Through these endeavors, Hunter looks forward to deepening her connections with SDSU’s Wokini Initiative, the “collaborative and holistic framework to support American Indian student success and indigenous Nation-building.”

Before the funding is released, Hunter must complete a human subject approval process, but after that she plans to have students, along with other tribal college and university graduates and faculty members, collaborate to make an oral history archive of their narratives. She also plans to do her own thematic analysis of those narratives looking for messages of hope.

Larissa Durkin, a graduate student in communication and media studies from Moraga, California, helped with the application process and contacted potential partners both on and off campus. Durkin is also working on pilot research by analyzing hopeful communication in a previous set of tribal college and university student and faculty recorded narratives.

“What I’d like to do is build toward a communication theory of hope,” Hunter said. “Hope theory by itself is a beautiful thing, but right now it exists mostly in the realm of psychology. So, to look for what is a hope-filled, hope-bringing message is the next step.”

Another element will be helping those faculty co-create an intervention to bring into tribal colleges and universities where they can share their stories with others.

“They’ll share to find resonance with others seeing how they have seen the path and cleared it,” Hunter said. “Hopefully, we’ll harness their hope for others. In the future, we’ll apply for another grant and create a service-learning assignment so that interested faculty can invite their students to craft their own educational autobiographies and bring them to (students in) pre-K through 12th grade.”

But this didn’t all just fall into Hunter’s lap, she had to write her own story of persistence to make her grand project possible.

Hunter first applied for the WFI grant in 2016, and after receiving feedback as to what she should change if she applied again, she did just that. In 2017, her new grant received similar feedback to the year before—she needed to be more direct.

“You know, it’s their money,” Hunter said. “They want to know exactly what it’s being used for and it’s an incredibly competitive process.”

This year, there was a 19% acceptance rate among submissions.

Hunter then decided to put the project on hold, but picked it back up after participating in a seminar about grant writing led by Mary Emery, who leads the Department of Sociology and Rural Studies; Pat Crawford, director of the SDSU School of Design; and grant proposal specialist Kyle Schaefer.

“It really reframed the whole process for me; that was the turning point,” Hunter said. “I had originally planned to start a whole new project, but as the second week of the course progressed, I realized I needed to pick up the project from two years ago.”

That’s all it took. Hunter submitted her third grant proposal and learned it was approved in early August.

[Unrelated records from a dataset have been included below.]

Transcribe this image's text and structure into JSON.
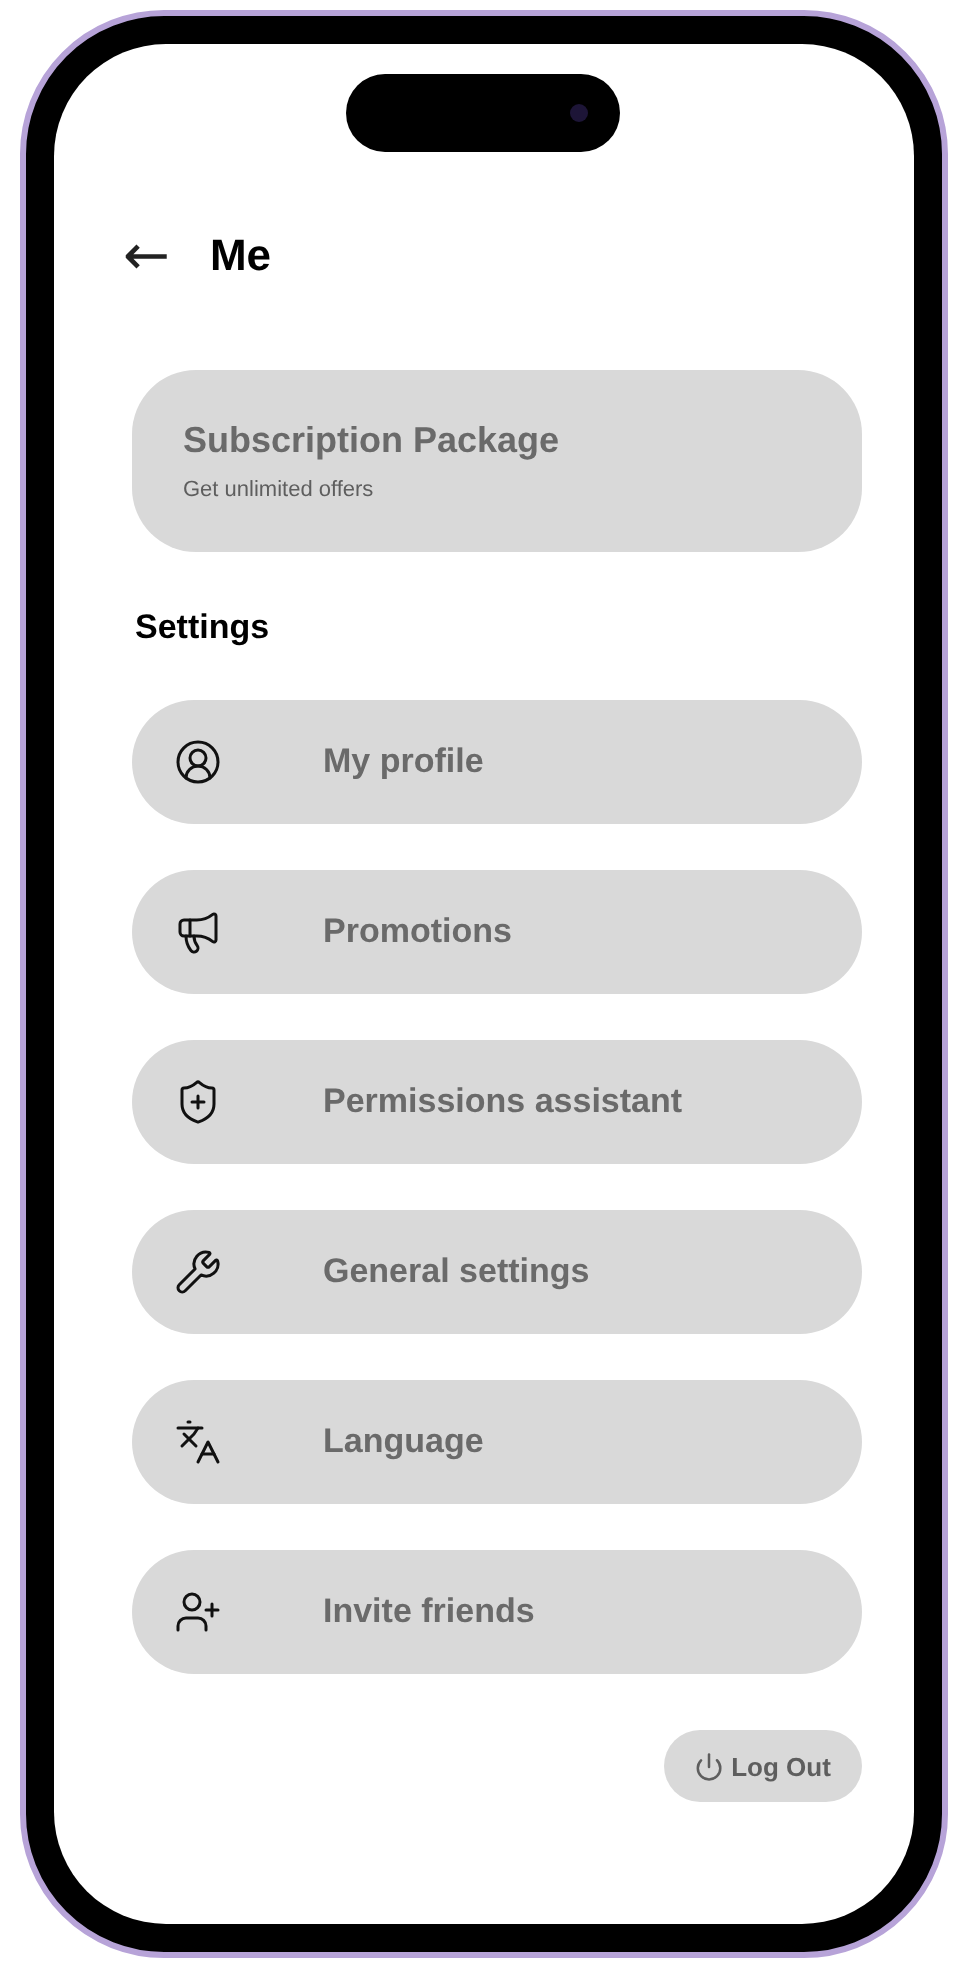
{
  "header": {
    "back": "←",
    "title": "Me"
  },
  "subscription": {
    "title": "Subscription Package",
    "subtitle": "Get unlimited offers"
  },
  "settings": {
    "heading": "Settings",
    "items": [
      {
        "label": "My profile"
      },
      {
        "label": "Promotions"
      },
      {
        "label": "Permissions assistant"
      },
      {
        "label": "General settings"
      },
      {
        "label": "Language"
      },
      {
        "label": "Invite friends"
      }
    ]
  },
  "logout": {
    "label": "Log Out"
  }
}
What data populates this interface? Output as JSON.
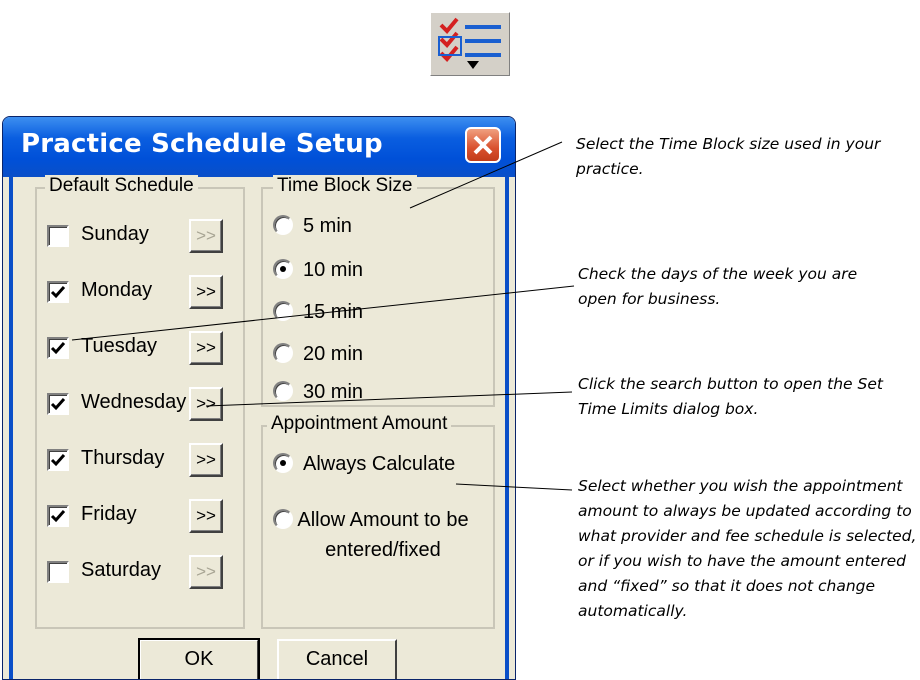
{
  "dialog": {
    "title": "Practice Schedule Setup",
    "ok_label": "OK",
    "cancel_label": "Cancel"
  },
  "default_schedule": {
    "label": "Default Schedule",
    "button_label": ">>",
    "days": [
      {
        "label": "Sunday",
        "checked": false,
        "button_enabled": false
      },
      {
        "label": "Monday",
        "checked": true,
        "button_enabled": true
      },
      {
        "label": "Tuesday",
        "checked": true,
        "button_enabled": true
      },
      {
        "label": "Wednesday",
        "checked": true,
        "button_enabled": true
      },
      {
        "label": "Thursday",
        "checked": true,
        "button_enabled": true
      },
      {
        "label": "Friday",
        "checked": true,
        "button_enabled": true
      },
      {
        "label": "Saturday",
        "checked": false,
        "button_enabled": false
      }
    ]
  },
  "time_block_size": {
    "label": "Time Block Size",
    "options": [
      {
        "label": "5 min",
        "selected": false
      },
      {
        "label": "10 min",
        "selected": true
      },
      {
        "label": "15 min",
        "selected": false
      },
      {
        "label": "20 min",
        "selected": false
      },
      {
        "label": "30 min",
        "selected": false
      }
    ]
  },
  "appointment_amount": {
    "label": "Appointment Amount",
    "options": [
      {
        "label": "Always Calculate",
        "selected": true
      },
      {
        "label": "Allow Amount to be entered/fixed",
        "selected": false
      }
    ]
  },
  "annotations": {
    "time_block": "Select the Time Block size used in your practice.",
    "days": "Check the days of the week you are open for business.",
    "search_button": "Click the search button to open the Set Time Limits dialog box.",
    "amount": "Select whether you wish the appointment amount to always be updated according to what provider and fee schedule is selected, or if you wish to have the amount entered and “fixed” so that it does not change automatically."
  },
  "icons": {
    "toolbar": "schedule-checklist-icon",
    "close": "close-icon"
  },
  "colors": {
    "titlebar": "#0a5ee0",
    "close_button": "#d9512e",
    "dialog_background": "#ece9d8",
    "checkmark_icon_red": "#d42020",
    "checkmark_icon_blue": "#1a5fd0"
  }
}
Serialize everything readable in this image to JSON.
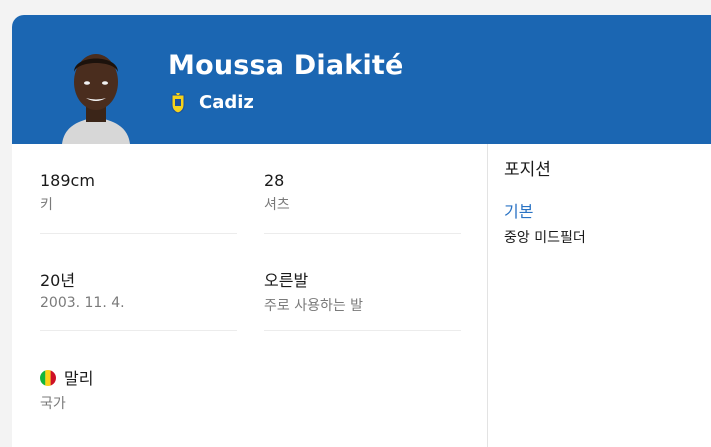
{
  "player": {
    "name": "Moussa Diakité",
    "club": "Cadiz"
  },
  "colors": {
    "header": "#1b66b2",
    "accent": "#2a73c4"
  },
  "stats": [
    {
      "value": "189cm",
      "label": "키"
    },
    {
      "value": "28",
      "label": "셔츠"
    },
    {
      "value": "20년",
      "label": "2003. 11. 4."
    },
    {
      "value": "오른발",
      "label": "주로 사용하는 발"
    },
    {
      "value": "말리",
      "label": "국가",
      "icon": "mali-flag-icon"
    }
  ],
  "position": {
    "title": "포지션",
    "primary_label": "기본",
    "role": "중앙 미드필더"
  }
}
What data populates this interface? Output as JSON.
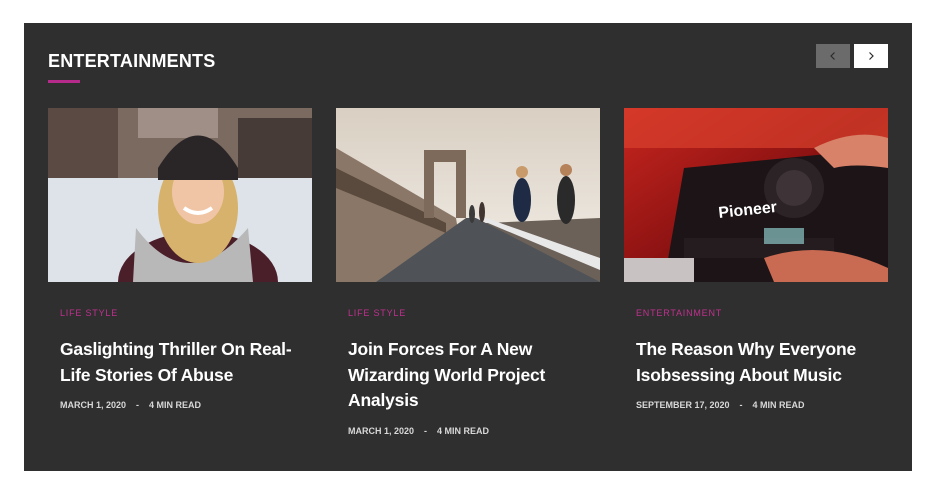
{
  "section": {
    "title": "ENTERTAINMENTS",
    "prev_icon": "chevron-left-icon",
    "next_icon": "chevron-right-icon"
  },
  "colors": {
    "panel_bg": "#2f2f2f",
    "accent": "#c0308f",
    "title": "#ffffff"
  },
  "cards": [
    {
      "category": "LIFE STYLE",
      "title": "Gaslighting Thriller On Real-Life Stories Of Abuse",
      "date": "MARCH 1, 2020",
      "separator": "-",
      "read_time": "4 MIN READ"
    },
    {
      "category": "LIFE STYLE",
      "title": "Join Forces For A New Wizarding World Project Analysis",
      "date": "MARCH 1, 2020",
      "separator": "-",
      "read_time": "4 MIN READ"
    },
    {
      "category": "ENTERTAINMENT",
      "title": "The Reason Why Everyone Isobsessing About Music",
      "date": "SEPTEMBER 17, 2020",
      "separator": "-",
      "read_time": "4 MIN READ",
      "image_brand": "Pioneer"
    }
  ]
}
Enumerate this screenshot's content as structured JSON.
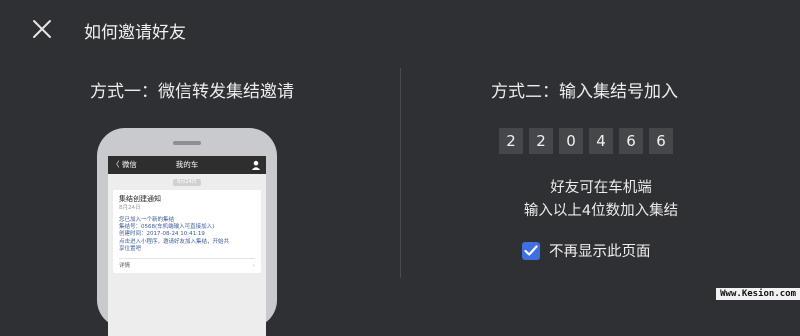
{
  "header": {
    "title": "如何邀请好友"
  },
  "method1": {
    "title": "方式一：微信转发集结邀请"
  },
  "method2": {
    "title": "方式二：输入集结号加入",
    "code": [
      "2",
      "2",
      "0",
      "4",
      "6",
      "6"
    ],
    "hint_line1": "好友可在车机端",
    "hint_line2": "输入以上4位数加入集结",
    "checkbox_label": "不再显示此页面",
    "checkbox_checked": true
  },
  "phone": {
    "back_label": "〈 微信",
    "chat_title": "我的车",
    "time_label": "8月24日",
    "card": {
      "title": "集结创建通知",
      "date": "8月24日",
      "lines": [
        "您已加入一个新的集结",
        "集结号：0568(车机端输入可直接加入)",
        "创建时间：2017-08-24 10:41:19",
        "点击进入小程序，邀请好友加入集结，开始共",
        "享位置吧"
      ],
      "detail_label": "详情"
    }
  },
  "watermark": "Www.Kesion.com",
  "colors": {
    "background": "#2f3033",
    "accent": "#3f6fe0",
    "code_box": "#46474b"
  }
}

“It’s kind of ironic that the project itself is an example of hope and persistence,” said Hunter, who thanked College of Arts, Humanities and Social Sciences Dean Lynn Sargeant, associate dean Jason Zimmerman and Nicole Lounsbery, interim dean of the Graduate School, for their assistance.